___ Given data
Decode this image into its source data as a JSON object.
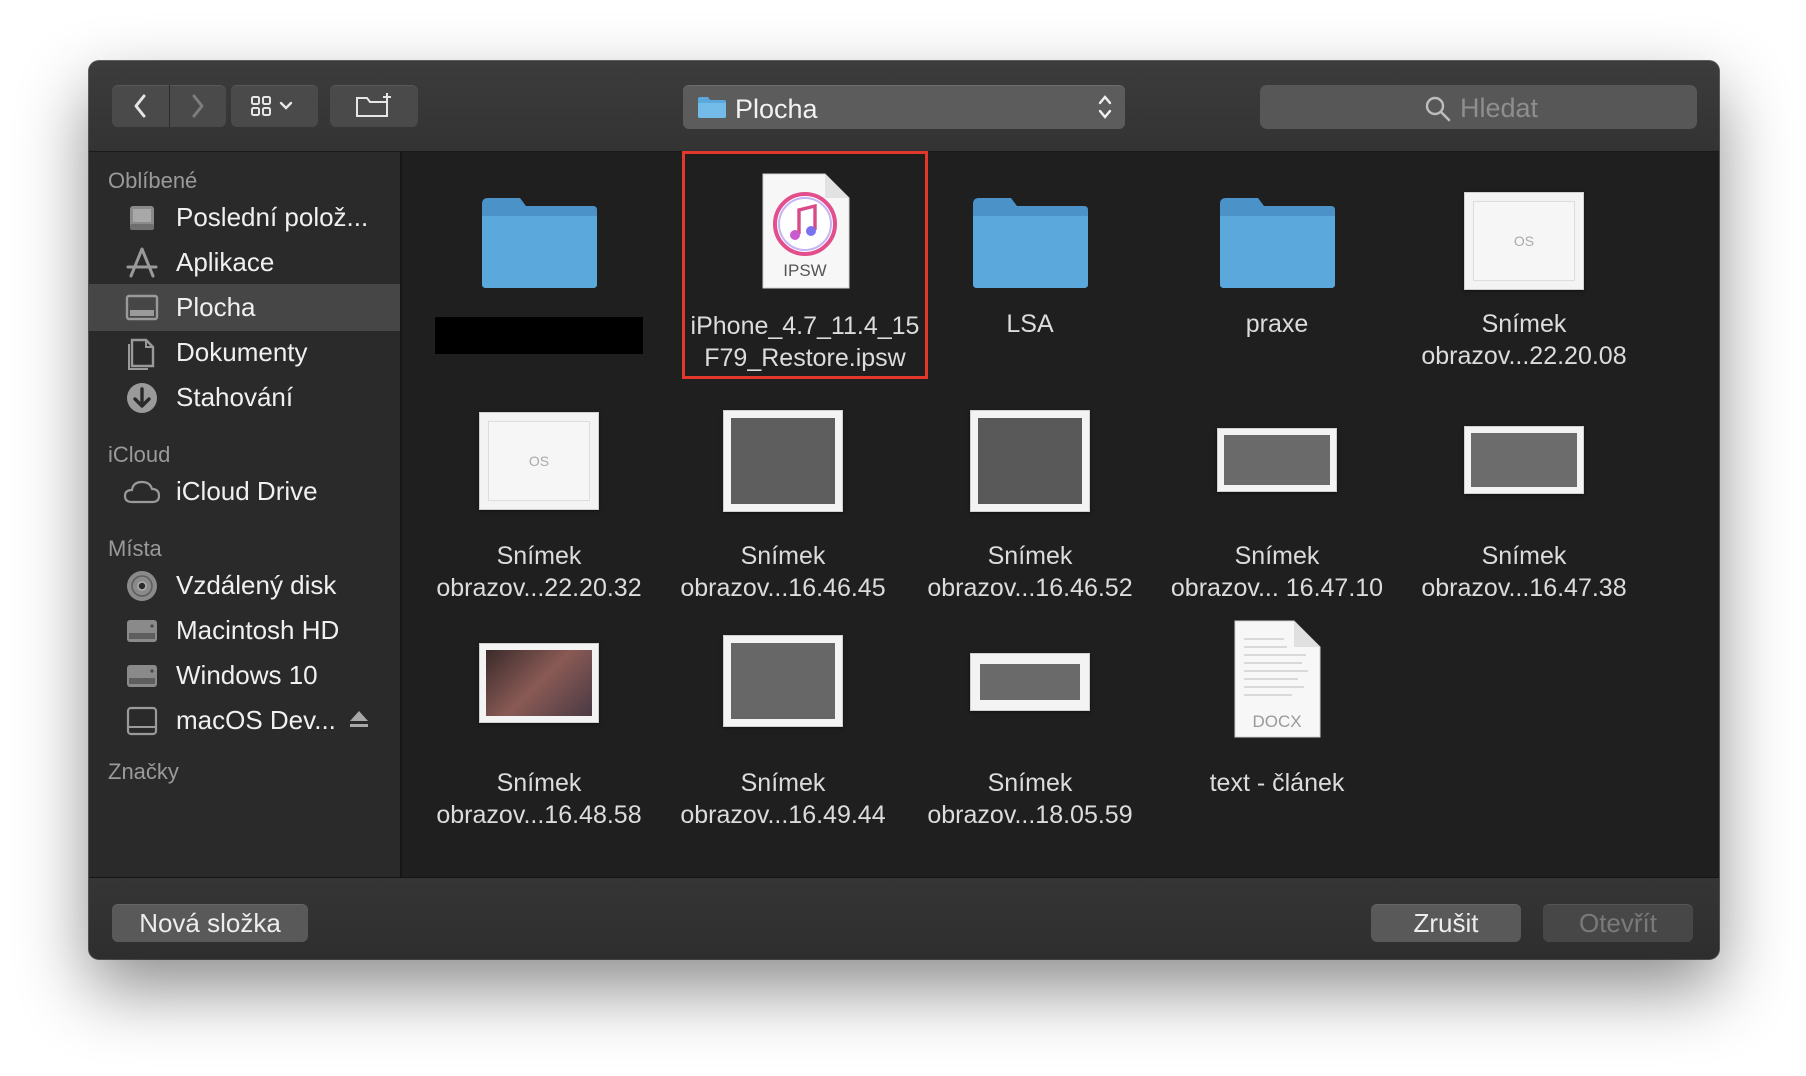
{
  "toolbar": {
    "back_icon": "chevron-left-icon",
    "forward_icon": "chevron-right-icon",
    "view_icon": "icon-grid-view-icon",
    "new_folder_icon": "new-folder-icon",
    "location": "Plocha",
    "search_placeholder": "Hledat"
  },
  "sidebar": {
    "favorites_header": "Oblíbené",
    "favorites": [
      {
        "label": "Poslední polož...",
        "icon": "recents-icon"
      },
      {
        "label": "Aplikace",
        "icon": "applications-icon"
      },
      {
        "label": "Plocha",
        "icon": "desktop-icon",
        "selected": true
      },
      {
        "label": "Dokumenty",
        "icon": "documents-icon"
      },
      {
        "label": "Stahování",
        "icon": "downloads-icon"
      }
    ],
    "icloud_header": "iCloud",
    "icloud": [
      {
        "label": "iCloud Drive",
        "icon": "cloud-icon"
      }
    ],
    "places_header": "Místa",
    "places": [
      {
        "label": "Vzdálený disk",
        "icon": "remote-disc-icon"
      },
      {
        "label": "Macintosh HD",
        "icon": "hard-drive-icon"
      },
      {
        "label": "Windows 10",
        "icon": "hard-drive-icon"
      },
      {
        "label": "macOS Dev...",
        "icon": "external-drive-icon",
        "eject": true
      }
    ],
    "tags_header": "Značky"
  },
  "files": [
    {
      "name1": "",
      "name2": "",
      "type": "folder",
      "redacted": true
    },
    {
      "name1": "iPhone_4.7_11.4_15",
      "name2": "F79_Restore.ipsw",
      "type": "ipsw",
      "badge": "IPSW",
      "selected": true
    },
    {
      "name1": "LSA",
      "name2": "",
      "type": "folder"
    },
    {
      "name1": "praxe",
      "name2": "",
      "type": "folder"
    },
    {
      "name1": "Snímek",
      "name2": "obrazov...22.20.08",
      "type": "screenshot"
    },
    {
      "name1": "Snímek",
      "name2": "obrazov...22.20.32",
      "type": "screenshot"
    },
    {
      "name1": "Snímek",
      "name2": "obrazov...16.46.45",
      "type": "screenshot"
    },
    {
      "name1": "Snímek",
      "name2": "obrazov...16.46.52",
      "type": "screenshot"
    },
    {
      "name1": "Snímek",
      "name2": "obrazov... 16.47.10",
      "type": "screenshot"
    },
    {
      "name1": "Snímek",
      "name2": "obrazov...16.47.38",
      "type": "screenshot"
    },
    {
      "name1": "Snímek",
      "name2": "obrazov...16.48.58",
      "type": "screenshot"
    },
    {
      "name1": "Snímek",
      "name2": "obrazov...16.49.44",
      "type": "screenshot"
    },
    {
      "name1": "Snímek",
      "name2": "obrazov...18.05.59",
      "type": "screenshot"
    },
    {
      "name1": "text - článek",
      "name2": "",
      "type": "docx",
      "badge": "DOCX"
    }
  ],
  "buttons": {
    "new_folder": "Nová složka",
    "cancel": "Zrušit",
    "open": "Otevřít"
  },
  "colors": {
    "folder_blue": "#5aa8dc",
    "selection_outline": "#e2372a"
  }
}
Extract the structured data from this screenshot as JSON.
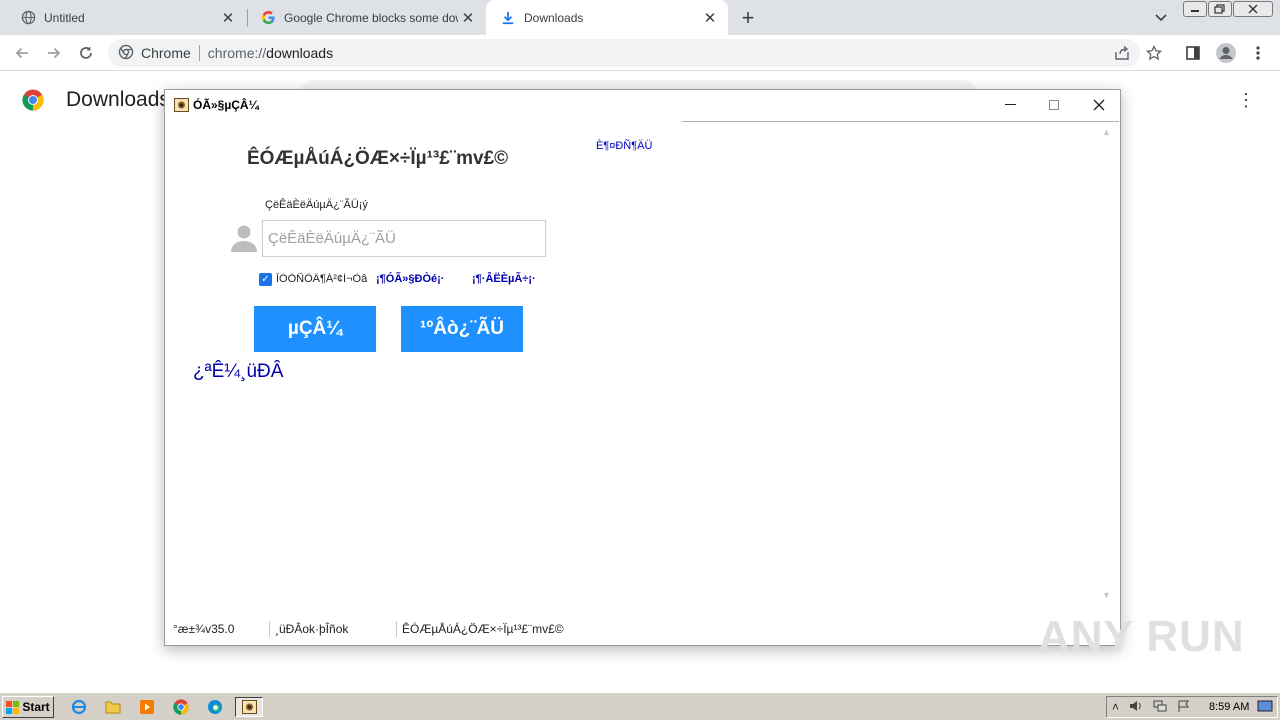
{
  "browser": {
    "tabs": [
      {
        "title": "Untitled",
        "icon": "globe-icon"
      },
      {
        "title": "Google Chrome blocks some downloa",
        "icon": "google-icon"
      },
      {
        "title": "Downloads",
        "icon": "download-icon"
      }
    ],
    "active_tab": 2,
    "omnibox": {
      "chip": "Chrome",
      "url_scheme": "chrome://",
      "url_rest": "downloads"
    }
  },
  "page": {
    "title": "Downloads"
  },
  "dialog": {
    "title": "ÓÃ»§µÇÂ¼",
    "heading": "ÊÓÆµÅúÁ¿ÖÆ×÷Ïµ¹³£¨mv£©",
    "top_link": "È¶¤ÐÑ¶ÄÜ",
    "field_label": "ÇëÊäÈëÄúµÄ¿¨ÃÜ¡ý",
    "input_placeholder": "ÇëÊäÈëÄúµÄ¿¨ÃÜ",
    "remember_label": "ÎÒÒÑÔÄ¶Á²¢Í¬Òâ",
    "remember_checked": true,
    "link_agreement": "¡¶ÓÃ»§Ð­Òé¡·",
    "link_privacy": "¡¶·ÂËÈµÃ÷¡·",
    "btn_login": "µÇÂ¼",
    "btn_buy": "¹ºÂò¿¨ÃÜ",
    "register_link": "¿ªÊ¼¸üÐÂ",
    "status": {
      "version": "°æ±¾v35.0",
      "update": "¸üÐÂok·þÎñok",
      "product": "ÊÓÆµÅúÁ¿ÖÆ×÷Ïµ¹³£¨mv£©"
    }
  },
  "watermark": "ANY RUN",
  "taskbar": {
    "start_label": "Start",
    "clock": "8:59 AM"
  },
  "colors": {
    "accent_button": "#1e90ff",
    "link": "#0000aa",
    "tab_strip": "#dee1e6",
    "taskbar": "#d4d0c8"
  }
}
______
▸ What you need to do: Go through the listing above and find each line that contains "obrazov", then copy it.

▸ Solution to the exercise:
      "name2": "obrazov...22.20.08",
      "name2": "obrazov...22.20.32",
      "name2": "obrazov...16.46.45",
      "name2": "obrazov...16.46.52",
      "name2": "obrazov... 16.47.10",
      "name2": "obrazov...16.47.38",
      "name2": "obrazov...16.48.58",
      "name2": "obrazov...16.49.44",
      "name2": "obrazov...18.05.59",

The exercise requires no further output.